After a few days together on an employee course, we gradually open up to ourselves and to those around us as we put aside our masks. What comes out of our mouths is less clichéd and less woolly, and we start to mean what we say. Consequently, the discussion that arises around our work and why we work is especially interesting, not to say scary. Many of those I meet consider work a necessary evil. It’s not as if they’re never happy at work; indeed, they can find their work both enjoyable and stimulating, but generally speaking it’s unsatisfying. “If it wasn’t for the money, I’d…”
Wage slave is a term that often comes up in such discussions. Not in any bitter sense, but more as a statement of fact. “I work because I have to. Sure, there are good moments, but on the whole it’s pretty tedious.”
No surprise, then, that a motivating manager is high up on the yees wish-list.
Towards a motivational manager
Motivate your manager
Leaders are people of flesh and blood. They have limitations; they can be tired, make mistakes, get depressed, and forget things, just as we employees do. And since they’re not omnipotent, they need backup. If there are faults with their motivational leadership, you can always improve matters by showing them what to do. Listen to your manager, and ask her what it is that gives her a sense of purpose at work. Help her to think about what she really wants. Perhaps your manager has worked at the company for a long time. Perhaps he’s a completely different person than the one who was first employed there. What is it that motivates him to continue?
Reinforce your manager’s motivating behaviour by giving him or her praise. We all need a verbal pat on the back when we’ve done well.
Say what motivates you
We create our lives from a set of elemental values that we have somehow accepted and assimilated, values such as success, freedom, love for another, justice, security, tolerance, etc. Our values play a decisive part in shaping our ideas, our judgements and our behaviour. They also make us aware of what we’re striving for as they constitute mental images of what we want to achieve. What we do – our actions – only become meaningful once they become a means towards a particular end and when this end is seen by us as worthy.
Having reasoned thus, we could say that meaning only exists where we create it, and that meaning is dependent upon our convictions of what is valuable.

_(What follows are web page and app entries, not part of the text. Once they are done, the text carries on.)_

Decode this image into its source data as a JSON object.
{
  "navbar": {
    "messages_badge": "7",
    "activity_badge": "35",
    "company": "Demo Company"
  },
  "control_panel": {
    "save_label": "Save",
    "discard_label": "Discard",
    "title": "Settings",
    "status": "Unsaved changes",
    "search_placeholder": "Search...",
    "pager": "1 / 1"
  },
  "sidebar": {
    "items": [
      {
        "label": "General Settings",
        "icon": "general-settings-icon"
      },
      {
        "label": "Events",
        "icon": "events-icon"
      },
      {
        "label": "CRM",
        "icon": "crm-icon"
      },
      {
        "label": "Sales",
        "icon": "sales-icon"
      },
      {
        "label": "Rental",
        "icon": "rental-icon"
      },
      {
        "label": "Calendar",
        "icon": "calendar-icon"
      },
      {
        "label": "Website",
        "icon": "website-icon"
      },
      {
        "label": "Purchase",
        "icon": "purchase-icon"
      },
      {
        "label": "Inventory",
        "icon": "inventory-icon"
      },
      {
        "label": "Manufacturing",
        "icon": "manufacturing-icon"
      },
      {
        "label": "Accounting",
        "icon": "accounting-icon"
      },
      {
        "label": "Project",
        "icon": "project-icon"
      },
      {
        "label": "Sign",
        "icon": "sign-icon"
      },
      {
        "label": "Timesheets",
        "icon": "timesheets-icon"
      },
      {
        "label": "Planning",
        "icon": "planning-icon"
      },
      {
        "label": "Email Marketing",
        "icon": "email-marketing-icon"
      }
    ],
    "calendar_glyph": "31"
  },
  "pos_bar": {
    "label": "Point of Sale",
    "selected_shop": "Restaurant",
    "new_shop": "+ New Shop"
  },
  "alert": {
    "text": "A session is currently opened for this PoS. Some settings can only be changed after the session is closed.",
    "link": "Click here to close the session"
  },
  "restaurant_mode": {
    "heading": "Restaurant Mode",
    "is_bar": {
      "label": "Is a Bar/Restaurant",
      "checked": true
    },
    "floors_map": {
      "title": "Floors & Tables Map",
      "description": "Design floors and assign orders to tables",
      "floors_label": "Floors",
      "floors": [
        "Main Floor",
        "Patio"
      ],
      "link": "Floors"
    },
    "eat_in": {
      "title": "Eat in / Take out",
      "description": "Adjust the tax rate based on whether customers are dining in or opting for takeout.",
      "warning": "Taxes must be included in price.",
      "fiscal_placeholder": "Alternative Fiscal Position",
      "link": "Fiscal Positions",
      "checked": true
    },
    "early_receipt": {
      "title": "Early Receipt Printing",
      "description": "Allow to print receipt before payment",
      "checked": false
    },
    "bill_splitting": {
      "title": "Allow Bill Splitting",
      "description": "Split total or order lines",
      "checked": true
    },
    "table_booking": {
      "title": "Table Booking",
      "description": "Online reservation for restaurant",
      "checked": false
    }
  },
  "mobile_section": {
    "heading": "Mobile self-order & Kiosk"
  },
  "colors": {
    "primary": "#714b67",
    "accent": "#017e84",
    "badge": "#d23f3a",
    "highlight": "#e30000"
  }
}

We can obtain motivation in the form of brief “uplifting emotions” when a comic does a stand-up routine about workplace stereotypes and makes us laugh at ourselves. Or when a famous football coach talks about the teamwork behind the success. These things give us little temporary wings to fly with. However, a more profound form of motivation has to do with your fundamental values and the goals you set up to achieve and develop whatever it is that gives your life meaning.
During your conversations with your manager you must try to convey as many of your values as possible. This will give him or her a chance to understand what motivates you.
Behave as an equal
Talk to your manager as an equal. Just because you have different roles at work doesn’t mean you have different statuses as human beings. Ask your manager to set up reflective dialogue meetings and talk about workplace motivation as adults. “What is it that motivates us here?”, “What are we lacking?”, “What do we need from each other?”, “What do we need from the manager?”. This involves us all in a genuine, honest way. It motivates.